“We were just learning the ins and outs of the business,” Spears said.

Their father moved in with them for 10 months, leaving their mother in Oklahoma and “staying here, making sure we didn’t fall on our face,” Spears said.

They didn’t.

“He put up all this money for me, and I wasn’t going to let it fall because he believed in me. And I made it happen,” he said. “Business went up. It went down. It got to where it was hard. Now we’re just even, whether the economy is good or bad.”

Spears plans to expand his business, and his cousin and best friend from high school also work at CPR.

Matthew Rose, his cousin, worked in car sales until six months ago, when the economic downturn forced him to look for other work.

“I knew family was in town and had a business,” he said. “I’m looking forward to expanding. That is a lot of the reason Mike brought me on in the first place, because of my management experience. It’s always good to be around family.”

Finding good employees is difficult, Spears said, because there are no schools or training programs for cellphone repair. They have to be independent: good with computers and electronics, handy and willing to learn.

Maintaining a focus on growing a business during difficult economic times can be trying for a young man who is used to being outdoors and playing sports, Spears said.
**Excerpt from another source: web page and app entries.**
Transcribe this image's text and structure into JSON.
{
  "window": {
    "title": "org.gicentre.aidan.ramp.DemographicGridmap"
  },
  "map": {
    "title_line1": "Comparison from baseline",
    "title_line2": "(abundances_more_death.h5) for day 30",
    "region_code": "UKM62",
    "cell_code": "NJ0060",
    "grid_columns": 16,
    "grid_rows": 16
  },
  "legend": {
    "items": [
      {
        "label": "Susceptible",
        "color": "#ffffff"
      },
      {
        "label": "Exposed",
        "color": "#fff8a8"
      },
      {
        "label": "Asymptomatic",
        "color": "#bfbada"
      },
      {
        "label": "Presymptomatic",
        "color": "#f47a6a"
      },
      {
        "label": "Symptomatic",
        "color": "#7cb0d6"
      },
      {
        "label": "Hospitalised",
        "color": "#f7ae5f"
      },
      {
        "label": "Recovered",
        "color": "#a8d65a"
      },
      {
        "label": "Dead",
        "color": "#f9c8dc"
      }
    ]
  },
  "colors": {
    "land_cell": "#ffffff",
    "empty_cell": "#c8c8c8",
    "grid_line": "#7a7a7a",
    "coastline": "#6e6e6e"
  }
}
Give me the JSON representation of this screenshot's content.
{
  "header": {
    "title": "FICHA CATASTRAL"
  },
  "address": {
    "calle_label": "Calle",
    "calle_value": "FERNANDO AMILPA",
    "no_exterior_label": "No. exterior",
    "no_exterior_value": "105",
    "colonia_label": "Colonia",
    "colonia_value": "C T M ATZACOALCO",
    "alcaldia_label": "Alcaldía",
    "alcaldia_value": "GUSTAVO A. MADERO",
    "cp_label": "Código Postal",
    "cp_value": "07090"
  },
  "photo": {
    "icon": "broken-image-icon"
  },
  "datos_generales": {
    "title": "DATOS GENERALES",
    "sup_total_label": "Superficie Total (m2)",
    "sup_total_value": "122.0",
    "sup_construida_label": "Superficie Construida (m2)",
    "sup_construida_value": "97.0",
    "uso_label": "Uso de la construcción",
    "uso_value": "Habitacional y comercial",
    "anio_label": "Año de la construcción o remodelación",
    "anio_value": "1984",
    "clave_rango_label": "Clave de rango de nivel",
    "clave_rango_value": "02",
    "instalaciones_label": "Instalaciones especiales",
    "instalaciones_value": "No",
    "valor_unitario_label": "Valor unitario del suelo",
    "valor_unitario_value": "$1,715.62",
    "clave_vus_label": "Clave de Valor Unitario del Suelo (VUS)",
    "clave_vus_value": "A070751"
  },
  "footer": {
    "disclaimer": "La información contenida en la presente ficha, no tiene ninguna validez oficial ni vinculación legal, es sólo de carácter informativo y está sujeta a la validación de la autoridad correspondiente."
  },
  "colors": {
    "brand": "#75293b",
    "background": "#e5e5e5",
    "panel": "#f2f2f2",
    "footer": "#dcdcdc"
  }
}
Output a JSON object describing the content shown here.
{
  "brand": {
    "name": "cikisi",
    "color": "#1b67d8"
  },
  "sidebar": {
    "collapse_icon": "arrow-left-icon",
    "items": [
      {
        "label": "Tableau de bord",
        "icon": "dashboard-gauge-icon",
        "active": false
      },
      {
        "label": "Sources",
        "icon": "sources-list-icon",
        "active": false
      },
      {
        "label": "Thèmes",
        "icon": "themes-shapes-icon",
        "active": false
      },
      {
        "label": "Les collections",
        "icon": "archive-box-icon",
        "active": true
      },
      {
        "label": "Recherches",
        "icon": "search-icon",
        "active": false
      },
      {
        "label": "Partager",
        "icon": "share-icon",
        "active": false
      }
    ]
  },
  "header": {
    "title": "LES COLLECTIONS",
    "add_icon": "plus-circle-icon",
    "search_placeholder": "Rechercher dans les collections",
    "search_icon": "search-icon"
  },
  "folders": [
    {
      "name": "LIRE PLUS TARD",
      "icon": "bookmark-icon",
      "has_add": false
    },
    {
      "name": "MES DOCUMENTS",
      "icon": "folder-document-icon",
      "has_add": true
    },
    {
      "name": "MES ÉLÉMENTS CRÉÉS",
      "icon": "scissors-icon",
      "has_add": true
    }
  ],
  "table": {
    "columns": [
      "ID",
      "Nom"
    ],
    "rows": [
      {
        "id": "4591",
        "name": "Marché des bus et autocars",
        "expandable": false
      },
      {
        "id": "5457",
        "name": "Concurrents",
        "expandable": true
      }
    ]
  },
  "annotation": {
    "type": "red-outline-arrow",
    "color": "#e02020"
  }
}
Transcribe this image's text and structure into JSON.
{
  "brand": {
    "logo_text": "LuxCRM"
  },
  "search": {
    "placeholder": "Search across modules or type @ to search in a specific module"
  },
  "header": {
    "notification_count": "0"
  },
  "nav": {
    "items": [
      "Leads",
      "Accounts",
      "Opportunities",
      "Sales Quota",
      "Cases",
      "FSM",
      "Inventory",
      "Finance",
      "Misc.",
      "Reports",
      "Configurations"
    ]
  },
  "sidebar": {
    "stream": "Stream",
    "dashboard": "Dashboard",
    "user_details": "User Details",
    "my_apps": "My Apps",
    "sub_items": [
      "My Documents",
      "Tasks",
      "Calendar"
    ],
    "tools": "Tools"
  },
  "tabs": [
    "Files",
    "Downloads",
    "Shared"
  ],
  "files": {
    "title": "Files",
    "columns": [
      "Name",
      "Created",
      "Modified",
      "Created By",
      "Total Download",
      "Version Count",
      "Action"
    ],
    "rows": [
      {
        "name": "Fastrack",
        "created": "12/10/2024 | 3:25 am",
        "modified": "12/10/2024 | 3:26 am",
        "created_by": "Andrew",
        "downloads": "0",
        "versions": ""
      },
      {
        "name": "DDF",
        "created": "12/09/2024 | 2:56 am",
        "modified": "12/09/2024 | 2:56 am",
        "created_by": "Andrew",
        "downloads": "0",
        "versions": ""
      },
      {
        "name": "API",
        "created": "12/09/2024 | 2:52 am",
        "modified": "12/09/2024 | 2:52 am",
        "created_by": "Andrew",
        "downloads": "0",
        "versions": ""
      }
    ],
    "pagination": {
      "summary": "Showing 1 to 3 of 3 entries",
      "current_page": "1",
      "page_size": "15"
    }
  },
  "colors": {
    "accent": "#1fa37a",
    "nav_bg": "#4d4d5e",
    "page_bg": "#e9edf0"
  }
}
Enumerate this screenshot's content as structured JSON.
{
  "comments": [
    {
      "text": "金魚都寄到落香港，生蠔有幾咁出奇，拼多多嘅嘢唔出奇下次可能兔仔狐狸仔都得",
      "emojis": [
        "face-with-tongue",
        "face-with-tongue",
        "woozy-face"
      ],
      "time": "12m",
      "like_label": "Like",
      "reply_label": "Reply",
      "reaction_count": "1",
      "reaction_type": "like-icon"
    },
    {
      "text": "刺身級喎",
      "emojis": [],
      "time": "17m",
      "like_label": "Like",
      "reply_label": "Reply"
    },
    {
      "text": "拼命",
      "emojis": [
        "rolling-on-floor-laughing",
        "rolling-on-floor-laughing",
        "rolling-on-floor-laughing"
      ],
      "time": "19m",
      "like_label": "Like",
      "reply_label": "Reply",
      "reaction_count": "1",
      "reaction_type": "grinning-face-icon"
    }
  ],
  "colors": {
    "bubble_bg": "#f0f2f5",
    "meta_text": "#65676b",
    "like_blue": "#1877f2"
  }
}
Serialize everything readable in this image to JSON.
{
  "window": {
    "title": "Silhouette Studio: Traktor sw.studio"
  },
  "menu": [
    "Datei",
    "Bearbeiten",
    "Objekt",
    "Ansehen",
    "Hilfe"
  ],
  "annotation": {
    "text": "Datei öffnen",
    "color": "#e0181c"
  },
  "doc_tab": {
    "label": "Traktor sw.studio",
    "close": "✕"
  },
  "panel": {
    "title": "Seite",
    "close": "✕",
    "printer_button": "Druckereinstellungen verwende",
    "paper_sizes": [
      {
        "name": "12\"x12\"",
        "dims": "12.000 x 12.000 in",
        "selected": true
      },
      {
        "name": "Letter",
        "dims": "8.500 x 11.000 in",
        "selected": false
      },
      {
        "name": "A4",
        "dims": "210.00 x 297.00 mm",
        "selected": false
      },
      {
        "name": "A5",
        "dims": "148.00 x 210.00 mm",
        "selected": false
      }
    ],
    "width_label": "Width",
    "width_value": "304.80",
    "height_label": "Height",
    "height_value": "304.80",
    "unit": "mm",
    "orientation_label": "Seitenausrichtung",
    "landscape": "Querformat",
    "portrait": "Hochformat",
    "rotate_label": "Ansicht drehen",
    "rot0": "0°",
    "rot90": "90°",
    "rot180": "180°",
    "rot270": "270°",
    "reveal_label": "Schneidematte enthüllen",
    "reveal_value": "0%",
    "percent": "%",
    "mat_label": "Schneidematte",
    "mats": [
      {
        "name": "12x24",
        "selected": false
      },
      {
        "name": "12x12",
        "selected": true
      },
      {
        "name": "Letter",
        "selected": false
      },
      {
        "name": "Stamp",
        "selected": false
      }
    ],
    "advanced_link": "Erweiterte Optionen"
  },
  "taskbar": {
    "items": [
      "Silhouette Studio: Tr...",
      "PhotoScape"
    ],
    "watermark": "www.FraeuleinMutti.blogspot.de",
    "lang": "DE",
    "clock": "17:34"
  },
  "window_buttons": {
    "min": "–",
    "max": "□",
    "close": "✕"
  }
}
“You never get any exercise, you know. You can’t let the stress overcome your thinking about your business. You kind of got to worry about it evenly, or it’ll get you, is what I’ve found. I’m 20 years old, and I’m doing kind of a lot better than a lot of people out there.”